I feel really confident in saying that had I not had the pitocin, I think I would have had a vaginal birth (had a C). I'm not sad, nor do I feel as if I missed out. I had a healthy baby and we both recovered from birth rather quickly. That is all I wanted from my birth experience. A healthy child. Still, I wonder if things would have been different if it weren't for the midwife's interference.

Anonymous said...

I just had my childbirth ed. class this past week - and I actually have a question regarding effacement and dilation--maybe someone can help me....

Our instructor said that with your first child effacement occurs before dilation - and the effacement can take weeks - but once your body has gone through this process - like with your second child - the effacement and dilation happen simultaneously and much quicker.

First - I want to know if this is accurate - because the instructor was a complete nut.
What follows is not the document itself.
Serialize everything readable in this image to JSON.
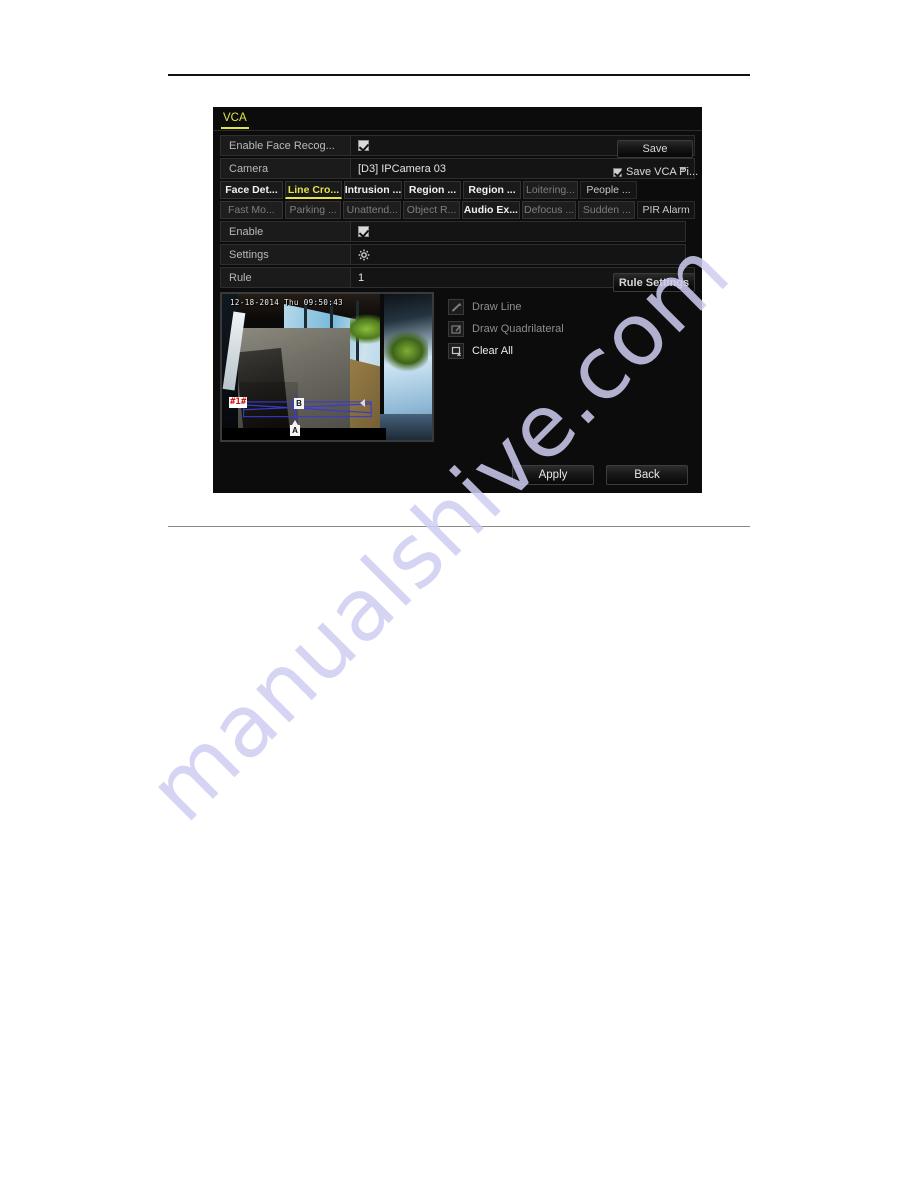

And if it is true I wanted to know which to expect with this pregnancy (due in July)- it will be my first child - but I had a loss at 16wks about a year and a half ago and had to be induced to "have" the baby because it was too big for a D&C. How will the effacement/dilation progress - like that of a first or second pregnancy?

Labor Nurse said...
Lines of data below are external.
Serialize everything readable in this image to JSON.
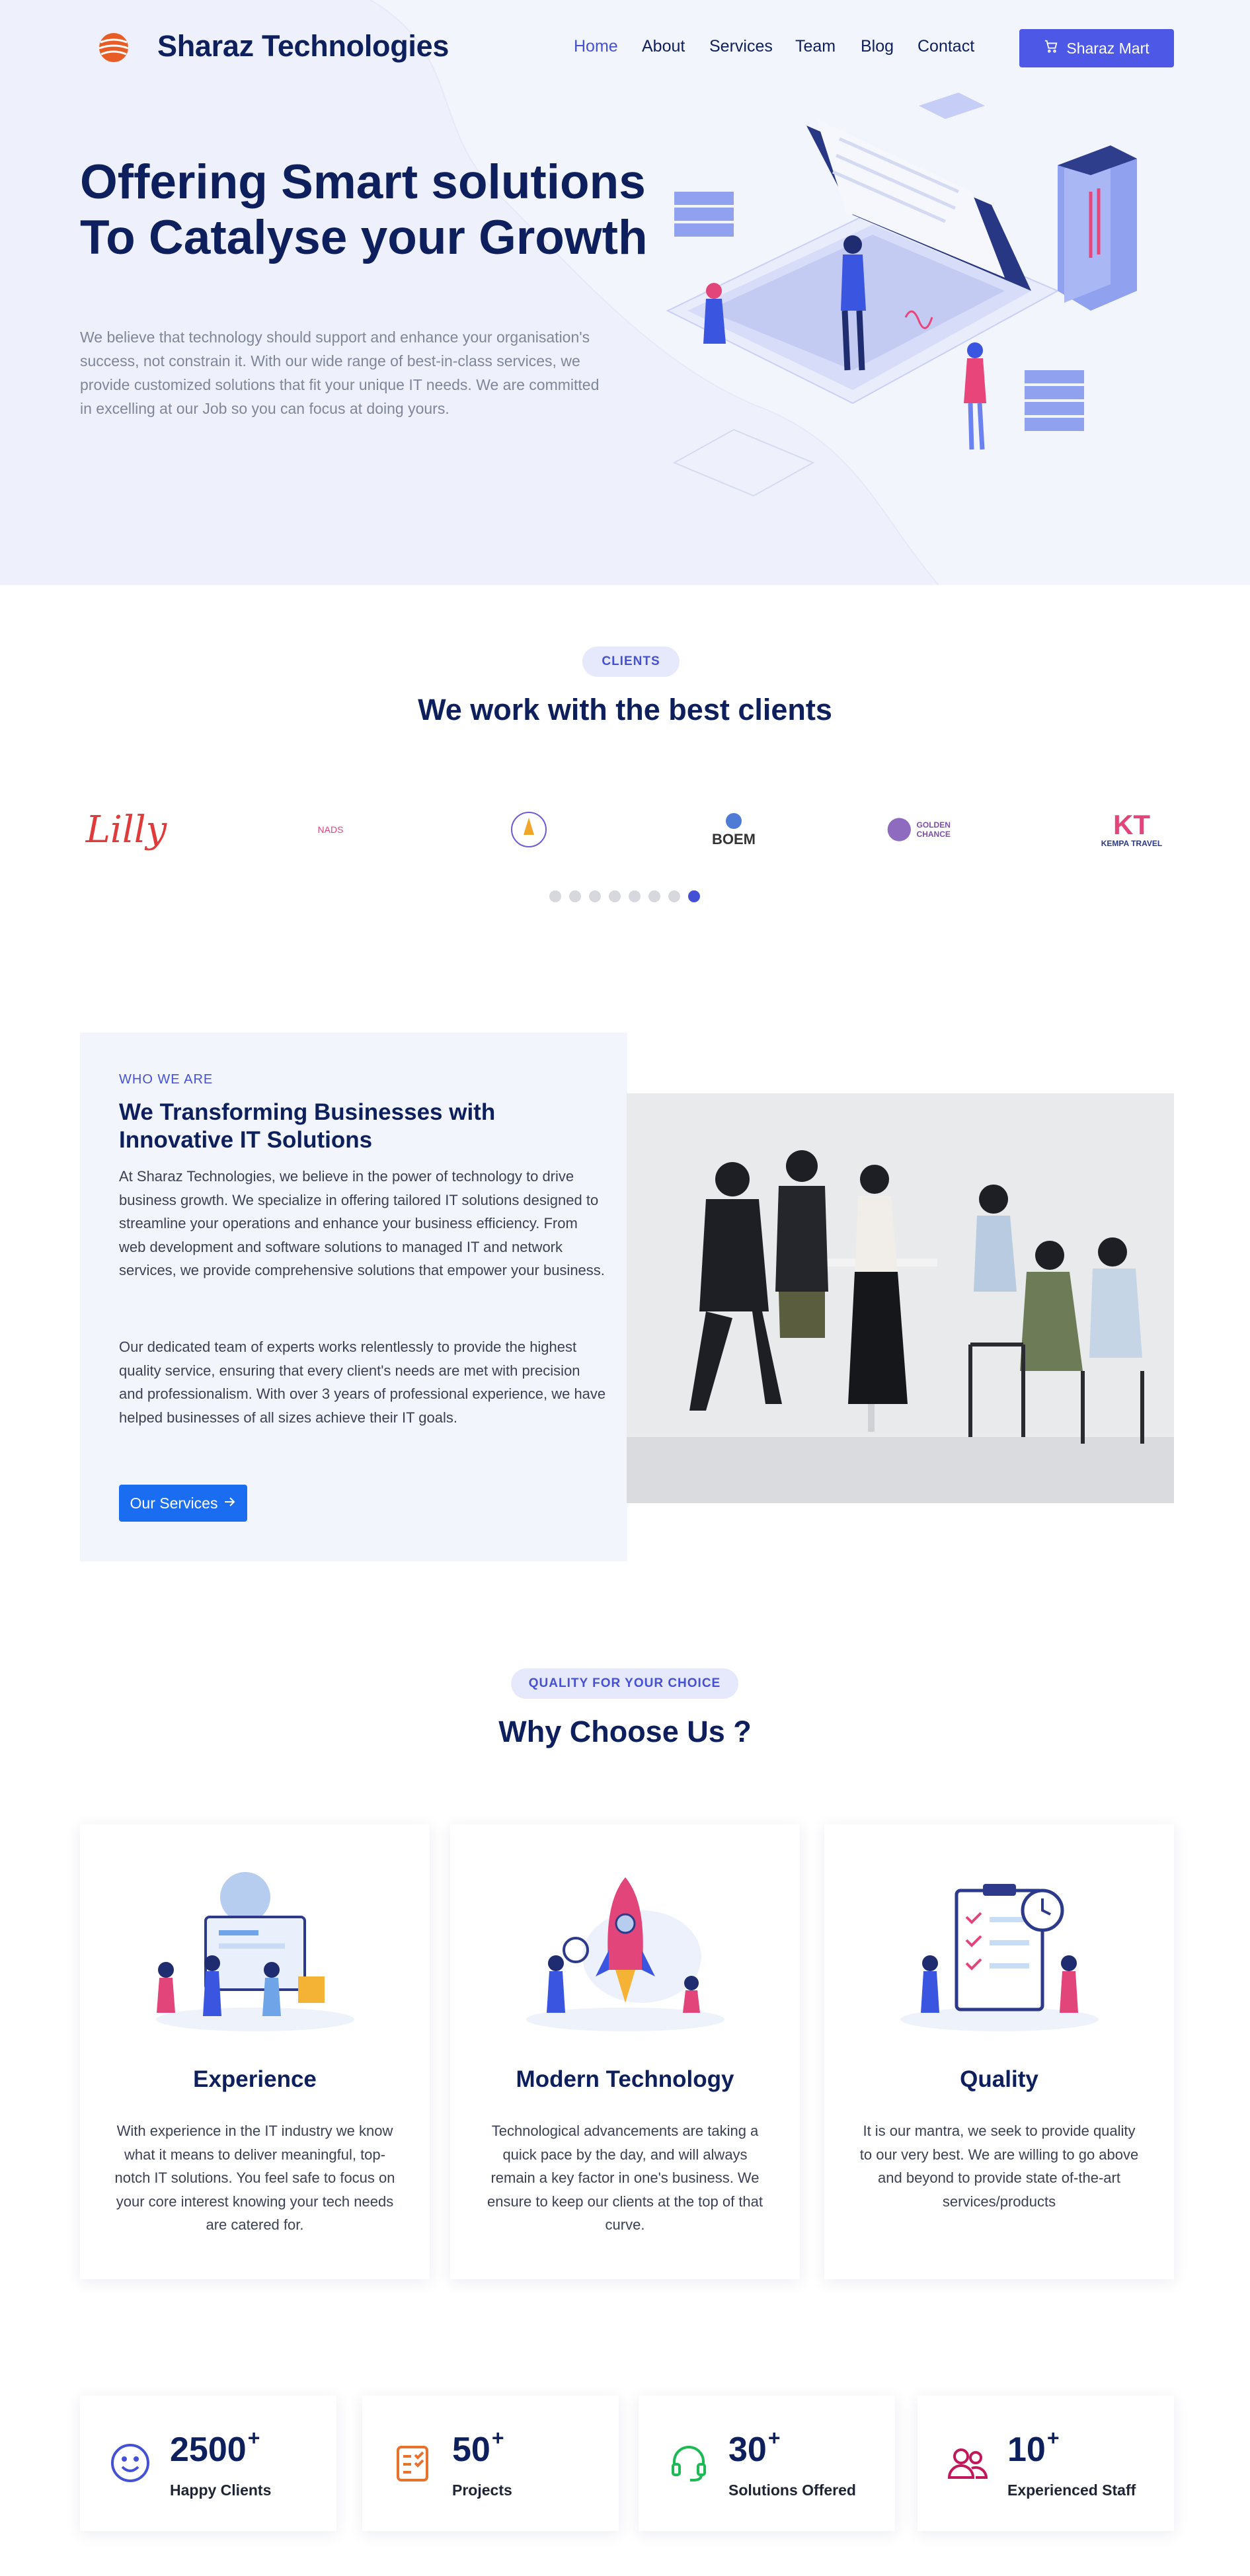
{
  "brand": {
    "name": "Sharaz Technologies",
    "logo": "globe-logo-icon"
  },
  "nav": {
    "items": [
      {
        "label": "Home",
        "active": true
      },
      {
        "label": "About"
      },
      {
        "label": "Services"
      },
      {
        "label": "Team"
      },
      {
        "label": "Blog"
      },
      {
        "label": "Contact"
      }
    ],
    "cta": {
      "label": "Sharaz Mart",
      "icon": "cart-icon"
    }
  },
  "hero": {
    "title": "Offering Smart solutions To Catalyse your Growth",
    "description": "We believe that technology should support and enhance your organisation's success, not constrain it. With our wide range of best-in-class services, we provide customized solutions that fit your unique IT needs. We are committed in excelling at our Job so you can focus at doing yours."
  },
  "clients": {
    "badge": "CLIENTS",
    "title": "We work with the best clients",
    "logos": [
      {
        "text": "Lilly"
      },
      {
        "text": "NADS"
      },
      {
        "text": ""
      },
      {
        "text": "BOEM"
      },
      {
        "text": "GOLDEN CHANCE"
      },
      {
        "text": "KEMPA TRAVEL"
      }
    ],
    "carousel_pages": 8,
    "carousel_active": 8
  },
  "who": {
    "eyebrow": "WHO WE ARE",
    "title": "We Transforming Businesses with Innovative IT Solutions",
    "p1": "At Sharaz Technologies, we believe in the power of technology to drive business growth. We specialize in offering tailored IT solutions designed to streamline your operations and enhance your business efficiency. From web development and software solutions to managed IT and network services, we provide comprehensive solutions that empower your business.",
    "p2": "Our dedicated team of experts works relentlessly to provide the highest quality service, ensuring that every client's needs are met with precision and professionalism. With over 3 years of professional experience, we have helped businesses of all sizes achieve their IT goals.",
    "button": "Our Services"
  },
  "why": {
    "badge": "QUALITY FOR YOUR CHOICE",
    "title": "Why Choose Us ?",
    "cards": [
      {
        "title": "Experience",
        "text": "With experience in the IT industry we know what it means to deliver meaningful, top-notch IT solutions. You feel safe to focus on your core interest knowing your tech needs are catered for."
      },
      {
        "title": "Modern Technology",
        "text": "Technological advancements are taking a quick pace by the day, and will always remain a key factor in one's business. We ensure to keep our clients at the top of that curve."
      },
      {
        "title": "Quality",
        "text": "It is our mantra, we seek to provide quality to our very best. We are willing to go above and beyond to provide state of-the-art services/products"
      }
    ]
  },
  "stats": [
    {
      "number": "2500",
      "suffix": "+",
      "label": "Happy Clients",
      "icon": "smile-icon",
      "color": "#4451d6"
    },
    {
      "number": "50",
      "suffix": "+",
      "label": "Projects",
      "icon": "checklist-icon",
      "color": "#e8712b"
    },
    {
      "number": "30",
      "suffix": "+",
      "label": "Solutions Offered",
      "icon": "headset-icon",
      "color": "#1db954"
    },
    {
      "number": "10",
      "suffix": "+",
      "label": "Experienced Staff",
      "icon": "users-icon",
      "color": "#c2185b"
    }
  ]
}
Anon, the instructor was right about dilation and effacement in primips (first timers) vs multips (not first timers).

As far as what to expect on dilation and effacement this time around, I can't say for sure. In regards your 16 week loss, you may not have needed to be fully dilated to deliver that baby so your cervix may act like a first timer; on the other hand it may not.
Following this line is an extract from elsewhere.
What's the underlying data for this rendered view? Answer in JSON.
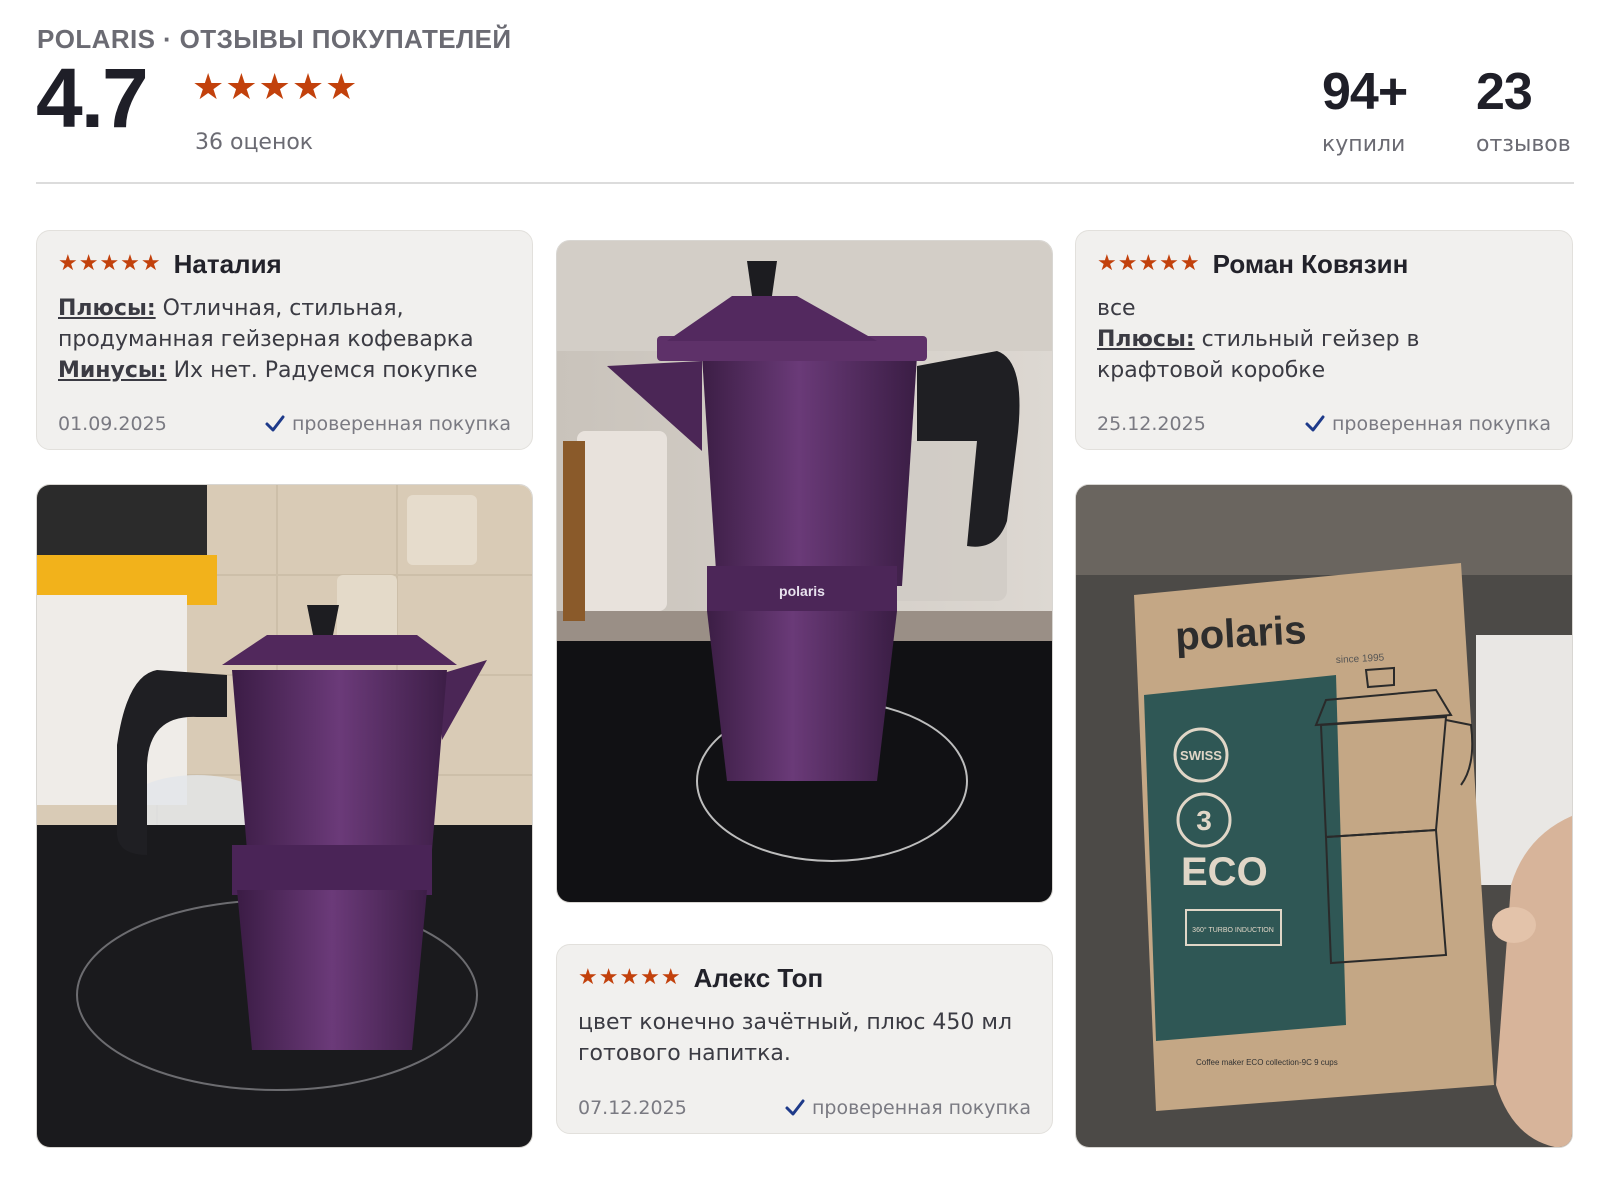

But either way, don't get caught up in the effacement thing and when it happens. Whether it happens or begins before dilation doesn't matter. What "matters" in labor is that change is happening.

Erin said...

I am probably the only woman that would have liked her labor to go slower! I was induced due to pre-e (I now realize it probably wasn't needed at that point, but...whatever). They used cervidil and the insertion took about 20 minutes and that exam triggered labor.

9pm - insertion 1cm
12am - 2cm, IV pain meds given to try to slow things down, baby having decels. (the meds worked for about an hour)
1:45am - 4 cm, ask for epi
2:20am - just before epi 6cm
2:45am - finish epi 9cm
Rest for awhile
3:15am - practice push
3:20am - start pushing
3:41am - birth

Did I need the induction? I'm not sure at this point. I did have lots of bad swelling, and protein, but my BP was fine and all blood work was perfect. Baby didn't react well to the contractions going from 'easy' to 'OMG DYING' well at all (I'd been contracting for weeks and had been on meds to slow them down). I had wanted a natural birth but missed my class because I was induced at 37 weeks and the nurses didn't tell me anything on what I was supposed to do (breathing wise to help pain) and I wasn't allowed to move around even after removal of the cervidil and before the epi. My midwife didn't really prepare me in any way besides recomending a book the day before the induction.

Anyway, sorry...I get on the topic and get frustrated. I'm almost 6 weeks PP.